▸ HOW TO COMPLETE THIS TASK: Each record should be given again exactly, and any picture in it left out.

Source data:
-=-=-
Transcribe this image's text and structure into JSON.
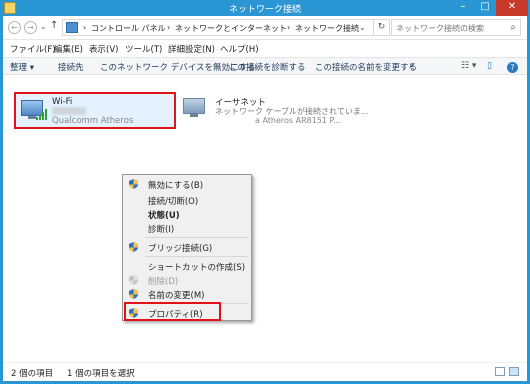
{
  "window": {
    "title": "ネットワーク接続",
    "min": "–",
    "max": "□",
    "close": "✕"
  },
  "address": {
    "back": "←",
    "forward": "→",
    "recent": "⌄",
    "up": "↑",
    "sep": "›",
    "crumbs": [
      "コントロール パネル",
      "ネットワークとインターネット",
      "ネットワーク接続"
    ],
    "dropdown": "⌄",
    "refresh": "↻",
    "search_placeholder": "ネットワーク接続の検索",
    "search_glyph": "⌕"
  },
  "menubar": {
    "items": [
      "ファイル(F)",
      "編集(E)",
      "表示(V)",
      "ツール(T)",
      "詳細設定(N)",
      "ヘルプ(H)"
    ]
  },
  "commandbar": {
    "organize": "整理 ▾",
    "items": [
      "接続先",
      "このネットワーク デバイスを無効にする",
      "この接続を診断する",
      "この接続の名前を変更する"
    ],
    "more": "»",
    "view_glyph": "☷ ▾",
    "pane_glyph": "▯",
    "help_glyph": "?"
  },
  "connections": [
    {
      "name": "Wi-Fi",
      "device": "Qualcomm Atheros"
    },
    {
      "name": "イーサネット",
      "status": "ネットワーク ケーブルが接続されていま...",
      "device": "a Atheros AR8151 P..."
    }
  ],
  "context_menu": {
    "items": [
      {
        "label": "無効にする(B)",
        "shield": true
      },
      {
        "label": "接続/切断(O)"
      },
      {
        "label": "状態(U)",
        "bold": true
      },
      {
        "label": "診断(I)"
      },
      {
        "label": "ブリッジ接続(G)",
        "shield": true
      },
      {
        "label": "ショートカットの作成(S)"
      },
      {
        "label": "削除(D)",
        "shield": true,
        "disabled": true
      },
      {
        "label": "名前の変更(M)",
        "shield": true
      },
      {
        "label": "プロパティ(R)",
        "shield": true
      }
    ]
  },
  "status": {
    "count": "2 個の項目",
    "selected": "1 個の項目を選択"
  },
  "colors": {
    "title_bg": "#2a97d4",
    "highlight": "#e0131b",
    "selection": "#cde8ff"
  }
}
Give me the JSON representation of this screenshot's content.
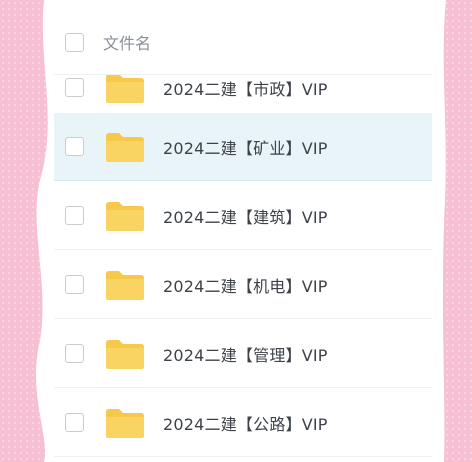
{
  "colors": {
    "background_pink": "#f7bfd4",
    "panel": "#ffffff",
    "selected_row": "#e9f4f8",
    "folder_yellow": "#f7c948",
    "text": "#3d4249",
    "header_text": "#8a8f98"
  },
  "file_list": {
    "header": {
      "column_label": "文件名"
    },
    "rows": [
      {
        "name": "2024二建【市政】VIP",
        "icon": "folder-icon",
        "selected": false
      },
      {
        "name": "2024二建【矿业】VIP",
        "icon": "folder-icon",
        "selected": true
      },
      {
        "name": "2024二建【建筑】VIP",
        "icon": "folder-icon",
        "selected": false
      },
      {
        "name": "2024二建【机电】VIP",
        "icon": "folder-icon",
        "selected": false
      },
      {
        "name": "2024二建【管理】VIP",
        "icon": "folder-icon",
        "selected": false
      },
      {
        "name": "2024二建【公路】VIP",
        "icon": "folder-icon",
        "selected": false
      }
    ]
  }
}
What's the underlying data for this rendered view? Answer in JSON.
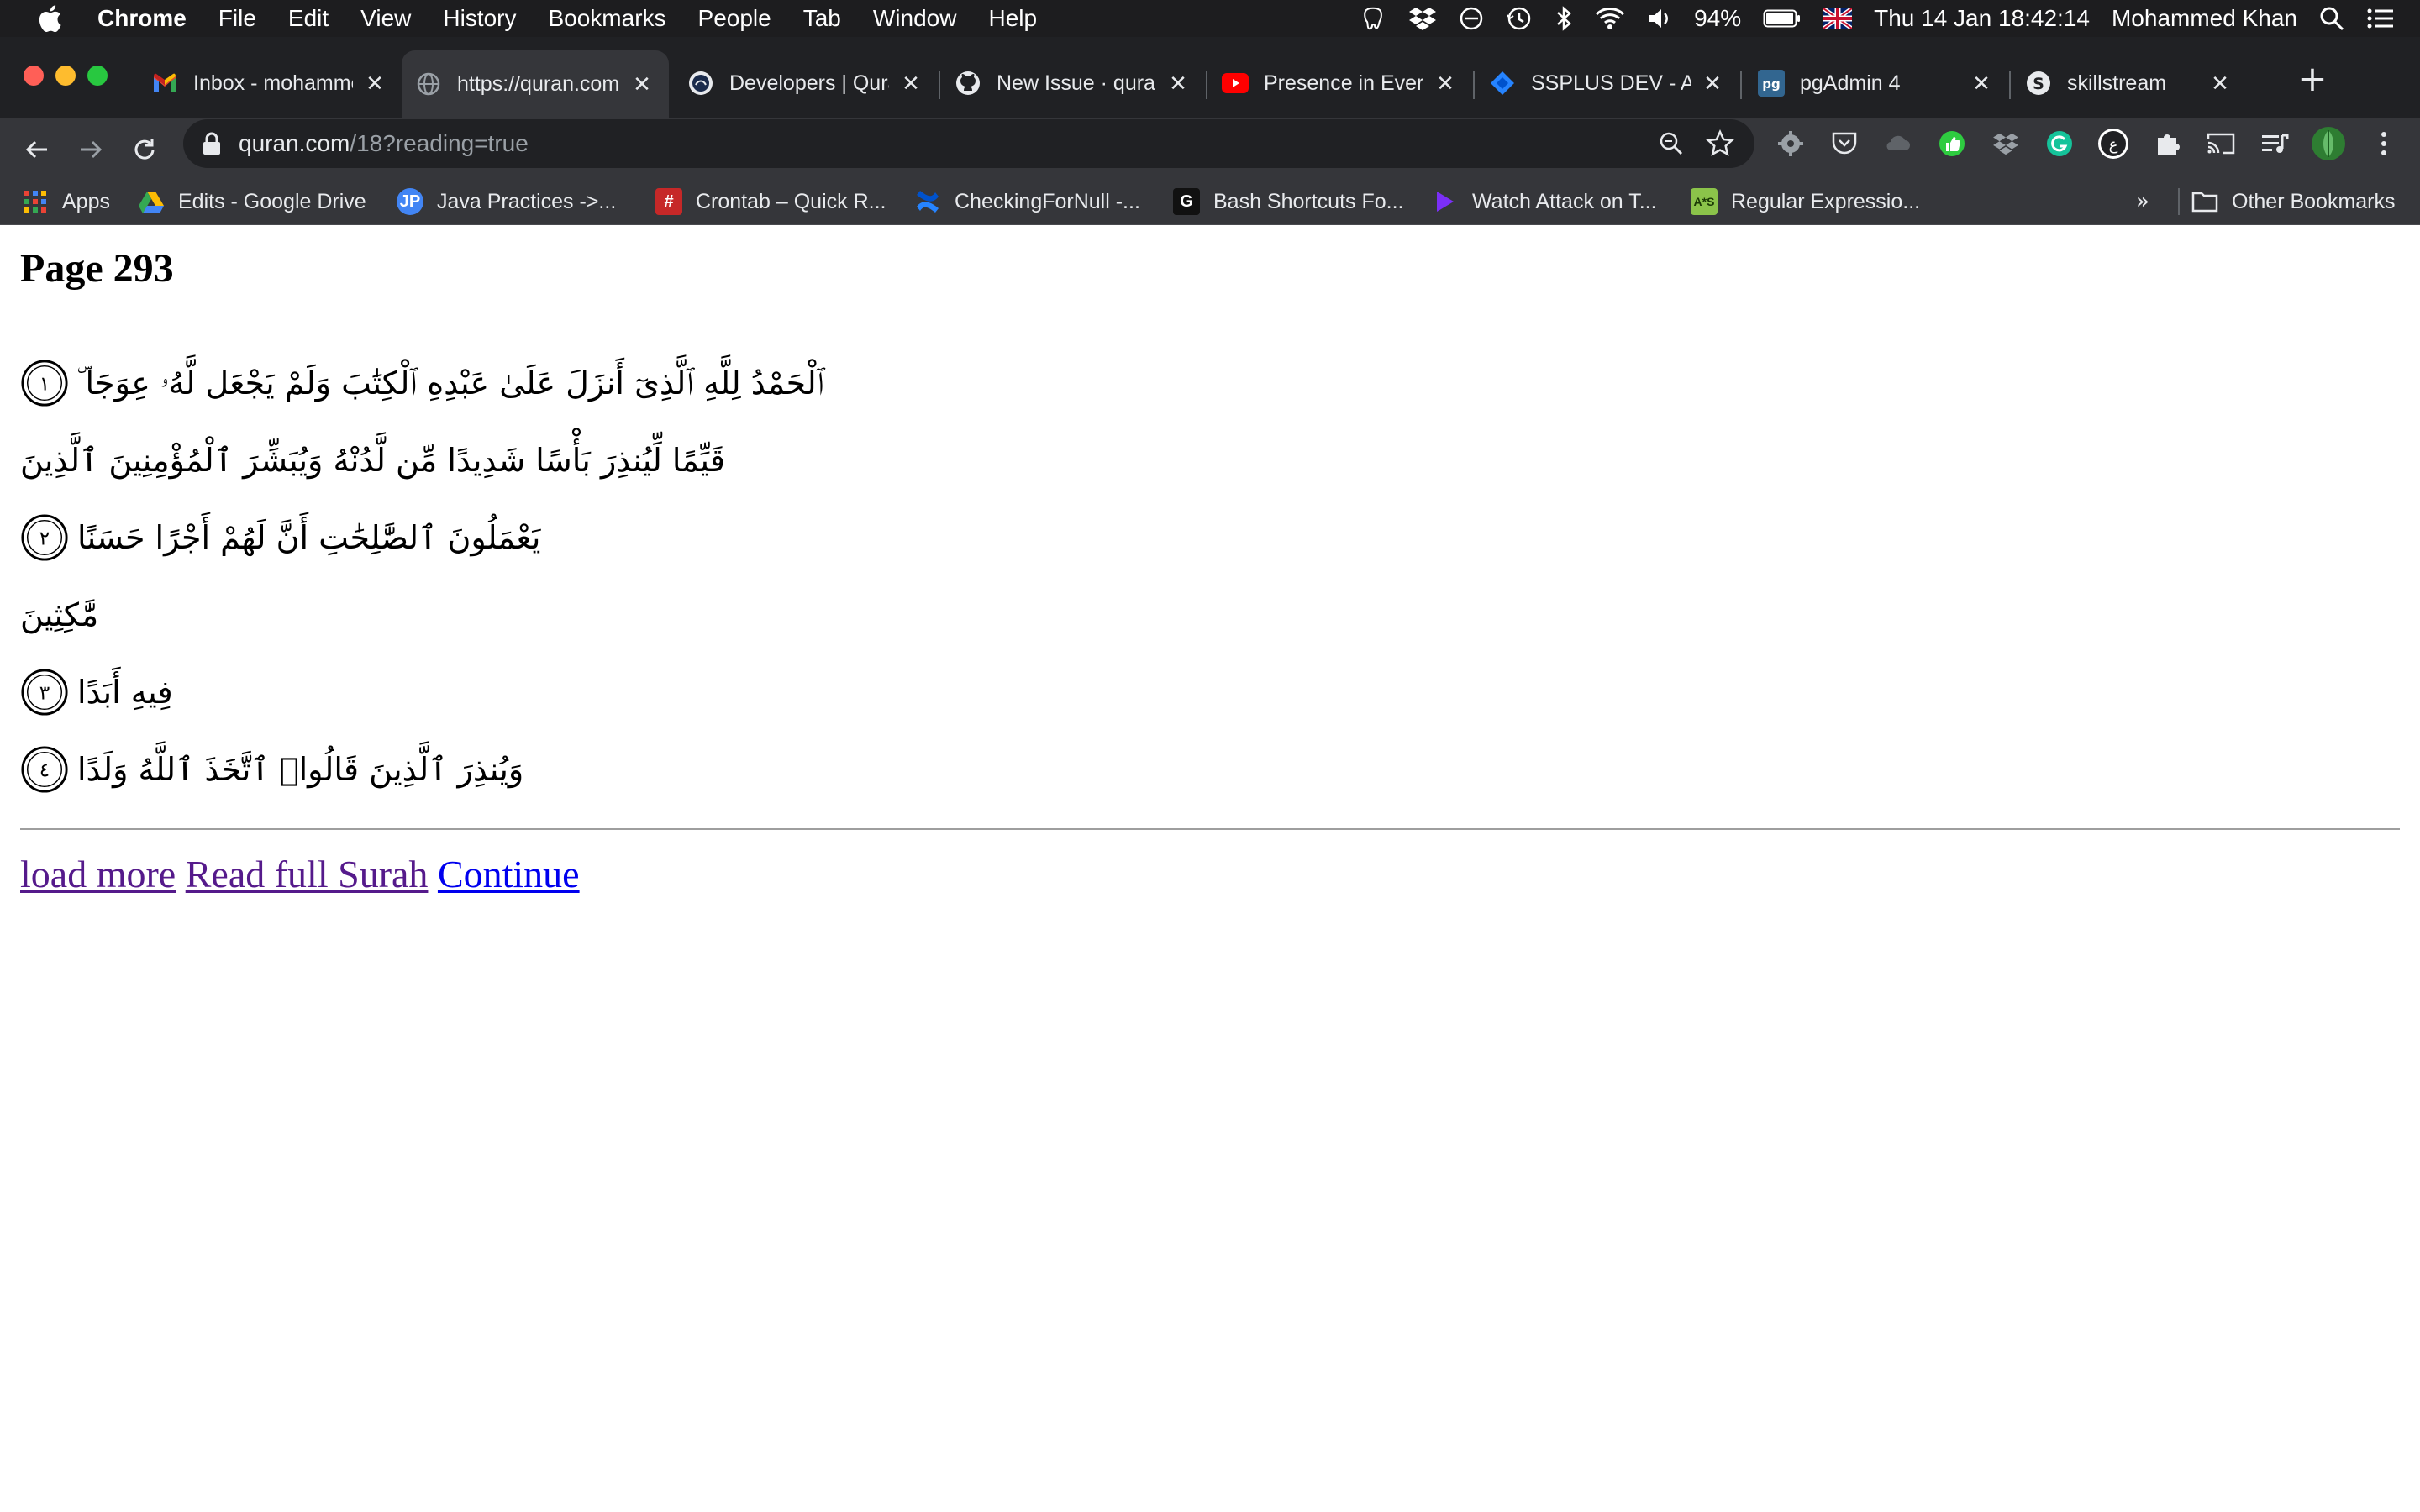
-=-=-
▸ WORKED SOLUTION:
Transcribe this image's text and structure into JSON.
{
  "window": {
    "title": "ネットワーク接続",
    "min": "–",
    "max": "□",
    "close": "✕"
  },
  "address": {
    "back": "←",
    "forward": "→",
    "recent": "⌄",
    "up": "↑",
    "sep": "›",
    "crumbs": [
      "コントロール パネル",
      "ネットワークとインターネット",
      "ネットワーク接続"
    ],
    "dropdown": "⌄",
    "refresh": "↻",
    "search_placeholder": "ネットワーク接続の検索",
    "search_glyph": "⌕"
  },
  "menubar": {
    "items": [
      "ファイル(F)",
      "編集(E)",
      "表示(V)",
      "ツール(T)",
      "詳細設定(N)",
      "ヘルプ(H)"
    ]
  },
  "commandbar": {
    "organize": "整理 ▾",
    "items": [
      "接続先",
      "このネットワーク デバイスを無効にする",
      "この接続を診断する",
      "この接続の名前を変更する"
    ],
    "more": "»",
    "view_glyph": "☷ ▾",
    "pane_glyph": "▯",
    "help_glyph": "?"
  },
  "connections": [
    {
      "name": "Wi-Fi",
      "device": "Qualcomm Atheros"
    },
    {
      "name": "イーサネット",
      "status": "ネットワーク ケーブルが接続されていま...",
      "device": "a Atheros AR8151 P..."
    }
  ],
  "context_menu": {
    "items": [
      {
        "label": "無効にする(B)",
        "shield": true
      },
      {
        "label": "接続/切断(O)"
      },
      {
        "label": "状態(U)",
        "bold": true
      },
      {
        "label": "診断(I)"
      },
      {
        "label": "ブリッジ接続(G)",
        "shield": true
      },
      {
        "label": "ショートカットの作成(S)"
      },
      {
        "label": "削除(D)",
        "shield": true,
        "disabled": true
      },
      {
        "label": "名前の変更(M)",
        "shield": true
      },
      {
        "label": "プロパティ(R)",
        "shield": true
      }
    ]
  },
  "status": {
    "count": "2 個の項目",
    "selected": "1 個の項目を選択"
  },
  "colors": {
    "title_bg": "#2a97d4",
    "highlight": "#e0131b",
    "selection": "#cde8ff"
  }
}
Give me the JSON representation of this screenshot's content.
{
  "colors": {
    "background_pink": "#f7bfd4",
    "panel": "#ffffff",
    "selected_row": "#e9f4f8",
    "folder_yellow": "#f7c948",
    "text": "#3d4249",
    "header_text": "#8a8f98"
  },
  "file_list": {
    "header": {
      "column_label": "文件名"
    },
    "rows": [
      {
        "name": "2024二建【市政】VIP",
        "icon": "folder-icon",
        "selected": false
      },
      {
        "name": "2024二建【矿业】VIP",
        "icon": "folder-icon",
        "selected": true
      },
      {
        "name": "2024二建【建筑】VIP",
        "icon": "folder-icon",
        "selected": false
      },
      {
        "name": "2024二建【机电】VIP",
        "icon": "folder-icon",
        "selected": false
      },
      {
        "name": "2024二建【管理】VIP",
        "icon": "folder-icon",
        "selected": false
      },
      {
        "name": "2024二建【公路】VIP",
        "icon": "folder-icon",
        "selected": false
      }
    ]
  }
}
What's the underlying data for this rendered view? Answer in JSON.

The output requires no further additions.